This presentation surveys recent work in corpus stylistics, digital humanities, and information and data sciences, and then sketches out what might be a way to discern the shape of small stories. Examples are drawn from local legends about treasure, the clown legend cascade of 2016 and select literary works, among other things.
Dr. John Laudun, professor of English at the University of Louisiana at Lafayette, is “fascinated by how humans create their world with relatively simple resources.” His current work in culture analytics has brought collaborations with physicists and other scientists seeking to understand how texts can be modeled computationally in order to better describe their functions and features.
Join the Arts at Amherst Initiative for our first event of the semester, featuring a panel of members from the Amherst arts community. The panel will explore how creative practice and scholarly practice coexist in each of our liberal arts environment and their specific departments. Panelists include David Gloman (ARHA), Amelie Hastie (FAMS) and Ana Candida Carneiro (THDA), and will be moderated by Dwight Carey (ARHA). Food and drinks will be provided!
Please RSVP to Ellen Mutter, arts coordinator, at firstname.lastname@example.org.
This meeting is open to all faculty and staff!
Do you need help navigating the re-application process for financial aid? In our first installment of the FLI Connections Mentoring Series, the Financial Aid Peer Ambassadors will be hosting a CSS/FAFSA Workshop to answer questions about filling out your FAFSA, CSS Profile and other financial aid inquiries. This workshop is catered towards first-generation and/or low-income students.
Please join Stephanie Hockman, Loeb Center program director for careers in business and finance for a weekly, informal discussion on any of your favorite Wall Street Journal articles. This informal lunch group will meet every Wednesday from noon - 1 p.m. in Terrace Room B on the lower level of Valentine Hall. Grab some lunch and join the discussion!
This fully-funded program bridges the academic and professional worlds with a focus on leadership and China’s role in the world. Schwarzman Scholars earn a master’s degree in global affairs at Tsinghua University in Beijing, take Mandarin, are matched with senior mentors in their field, and complete internships. Learn more from Schwarzman rep Elysia Pan and Office of Fellowships staff. Register here: https://schwarzmantsinghua.radiusbycampusmgmt.com/ssc/eform/KBaB02Bkk03m....
Questions? Contact Christine Overstreet via email: email@example.com.

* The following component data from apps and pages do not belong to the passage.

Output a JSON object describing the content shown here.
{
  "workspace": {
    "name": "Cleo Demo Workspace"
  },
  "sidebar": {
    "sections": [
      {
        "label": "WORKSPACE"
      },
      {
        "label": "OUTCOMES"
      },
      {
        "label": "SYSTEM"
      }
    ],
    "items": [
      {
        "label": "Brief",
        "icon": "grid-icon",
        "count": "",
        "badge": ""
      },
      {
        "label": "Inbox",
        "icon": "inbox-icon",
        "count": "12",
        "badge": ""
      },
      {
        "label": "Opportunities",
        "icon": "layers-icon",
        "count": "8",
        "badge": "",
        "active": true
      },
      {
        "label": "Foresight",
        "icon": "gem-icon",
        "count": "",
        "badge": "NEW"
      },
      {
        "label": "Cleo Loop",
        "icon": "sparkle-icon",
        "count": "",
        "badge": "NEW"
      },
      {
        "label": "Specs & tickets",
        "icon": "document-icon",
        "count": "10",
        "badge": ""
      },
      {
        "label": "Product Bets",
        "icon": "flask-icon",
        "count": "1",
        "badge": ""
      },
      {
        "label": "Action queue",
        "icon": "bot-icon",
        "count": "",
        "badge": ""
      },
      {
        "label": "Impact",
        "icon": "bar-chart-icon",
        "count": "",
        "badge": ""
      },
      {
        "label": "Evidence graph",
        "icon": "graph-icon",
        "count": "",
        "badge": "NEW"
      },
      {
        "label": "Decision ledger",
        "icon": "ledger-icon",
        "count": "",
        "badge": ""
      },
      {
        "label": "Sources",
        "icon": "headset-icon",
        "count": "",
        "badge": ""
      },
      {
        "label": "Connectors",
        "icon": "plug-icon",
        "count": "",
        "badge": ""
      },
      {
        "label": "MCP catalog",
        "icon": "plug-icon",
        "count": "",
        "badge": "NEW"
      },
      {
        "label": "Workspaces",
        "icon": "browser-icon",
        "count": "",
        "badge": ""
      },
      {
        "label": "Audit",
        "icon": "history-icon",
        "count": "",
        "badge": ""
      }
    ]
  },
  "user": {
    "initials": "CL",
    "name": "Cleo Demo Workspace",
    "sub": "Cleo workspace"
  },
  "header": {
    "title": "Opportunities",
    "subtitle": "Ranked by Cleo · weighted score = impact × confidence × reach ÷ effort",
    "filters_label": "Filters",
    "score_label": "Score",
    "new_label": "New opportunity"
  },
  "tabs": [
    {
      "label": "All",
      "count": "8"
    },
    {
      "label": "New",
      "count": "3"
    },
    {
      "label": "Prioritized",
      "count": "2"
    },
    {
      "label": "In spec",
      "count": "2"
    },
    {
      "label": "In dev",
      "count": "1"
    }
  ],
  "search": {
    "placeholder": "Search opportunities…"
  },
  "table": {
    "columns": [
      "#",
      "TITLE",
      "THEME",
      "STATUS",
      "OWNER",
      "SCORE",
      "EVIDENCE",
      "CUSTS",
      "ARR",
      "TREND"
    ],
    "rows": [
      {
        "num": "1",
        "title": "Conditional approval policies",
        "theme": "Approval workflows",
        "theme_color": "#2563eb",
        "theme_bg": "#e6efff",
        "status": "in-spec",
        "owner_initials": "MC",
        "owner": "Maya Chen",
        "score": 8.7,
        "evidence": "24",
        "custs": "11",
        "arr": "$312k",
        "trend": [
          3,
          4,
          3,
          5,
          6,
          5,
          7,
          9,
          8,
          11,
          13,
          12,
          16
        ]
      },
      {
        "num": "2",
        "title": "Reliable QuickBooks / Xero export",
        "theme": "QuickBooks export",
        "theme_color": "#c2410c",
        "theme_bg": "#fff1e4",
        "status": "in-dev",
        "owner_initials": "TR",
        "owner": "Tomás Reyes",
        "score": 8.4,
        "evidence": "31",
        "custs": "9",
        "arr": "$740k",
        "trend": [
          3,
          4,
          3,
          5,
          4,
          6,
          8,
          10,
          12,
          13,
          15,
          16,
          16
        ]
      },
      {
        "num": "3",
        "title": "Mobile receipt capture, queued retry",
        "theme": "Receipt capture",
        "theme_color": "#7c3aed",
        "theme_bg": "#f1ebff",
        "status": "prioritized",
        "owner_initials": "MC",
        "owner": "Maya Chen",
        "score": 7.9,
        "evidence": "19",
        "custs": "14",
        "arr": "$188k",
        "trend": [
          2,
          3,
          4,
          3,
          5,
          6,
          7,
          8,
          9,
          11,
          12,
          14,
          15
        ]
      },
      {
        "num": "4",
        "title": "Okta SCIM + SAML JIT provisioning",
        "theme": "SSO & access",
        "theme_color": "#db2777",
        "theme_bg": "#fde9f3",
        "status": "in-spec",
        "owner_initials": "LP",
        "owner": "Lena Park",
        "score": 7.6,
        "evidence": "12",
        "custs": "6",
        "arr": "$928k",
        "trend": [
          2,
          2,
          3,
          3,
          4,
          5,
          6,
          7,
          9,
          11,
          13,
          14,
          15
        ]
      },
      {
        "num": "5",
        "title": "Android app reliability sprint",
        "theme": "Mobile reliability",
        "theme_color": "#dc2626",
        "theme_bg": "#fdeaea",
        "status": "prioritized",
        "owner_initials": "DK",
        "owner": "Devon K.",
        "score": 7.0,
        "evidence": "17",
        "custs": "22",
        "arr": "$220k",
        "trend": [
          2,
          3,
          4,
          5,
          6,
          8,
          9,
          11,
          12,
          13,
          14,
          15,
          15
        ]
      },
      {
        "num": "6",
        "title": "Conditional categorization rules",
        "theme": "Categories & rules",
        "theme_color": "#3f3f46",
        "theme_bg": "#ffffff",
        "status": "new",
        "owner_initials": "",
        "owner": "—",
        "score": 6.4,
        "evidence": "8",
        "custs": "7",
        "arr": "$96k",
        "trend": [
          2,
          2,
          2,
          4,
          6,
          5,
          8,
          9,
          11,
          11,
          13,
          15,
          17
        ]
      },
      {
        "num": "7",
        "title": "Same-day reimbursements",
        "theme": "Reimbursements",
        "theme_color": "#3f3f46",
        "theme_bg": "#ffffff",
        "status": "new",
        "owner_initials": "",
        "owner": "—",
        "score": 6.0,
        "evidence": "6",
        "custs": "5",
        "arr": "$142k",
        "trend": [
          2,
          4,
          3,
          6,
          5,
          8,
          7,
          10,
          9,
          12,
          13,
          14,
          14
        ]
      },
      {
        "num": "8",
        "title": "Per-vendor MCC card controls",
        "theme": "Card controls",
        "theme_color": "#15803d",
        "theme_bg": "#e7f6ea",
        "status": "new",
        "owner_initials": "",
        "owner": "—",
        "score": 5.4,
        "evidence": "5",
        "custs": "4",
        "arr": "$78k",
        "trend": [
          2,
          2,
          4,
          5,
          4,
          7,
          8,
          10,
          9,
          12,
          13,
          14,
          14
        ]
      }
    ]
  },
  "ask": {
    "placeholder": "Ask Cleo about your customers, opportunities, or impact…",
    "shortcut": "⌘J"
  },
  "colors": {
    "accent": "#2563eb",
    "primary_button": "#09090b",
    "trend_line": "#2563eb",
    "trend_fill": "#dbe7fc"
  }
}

Tuck Business Bridge, held at the Tuck School of Business at Dartmouth College, is a total immersion business program designed to prepare top liberal arts and STEM students for challenging careers.
With a comprehensive business core curriculum, taught by the Tuck School of Busines’s top-ranked MBA faculty, a capstone team project, and one-on-one guidance from the Tuck’s Career Development Office, the Tuck Business Bridge Program® can give participants the skills and confidence necessary to get a job and succeed. All in just three weeks.
Financial aid and scholarships are available. Sophomores, juniors, and seniors, as well as candidates 1-5 years removed from college pursuing advanced degrees in non-business fields or working in non-business careers, are eligible to apply. Three sessions are available—one in December and two during the summer. For more information, visit bridge.tuck.dartmouth.edu and stop by this table to learn more!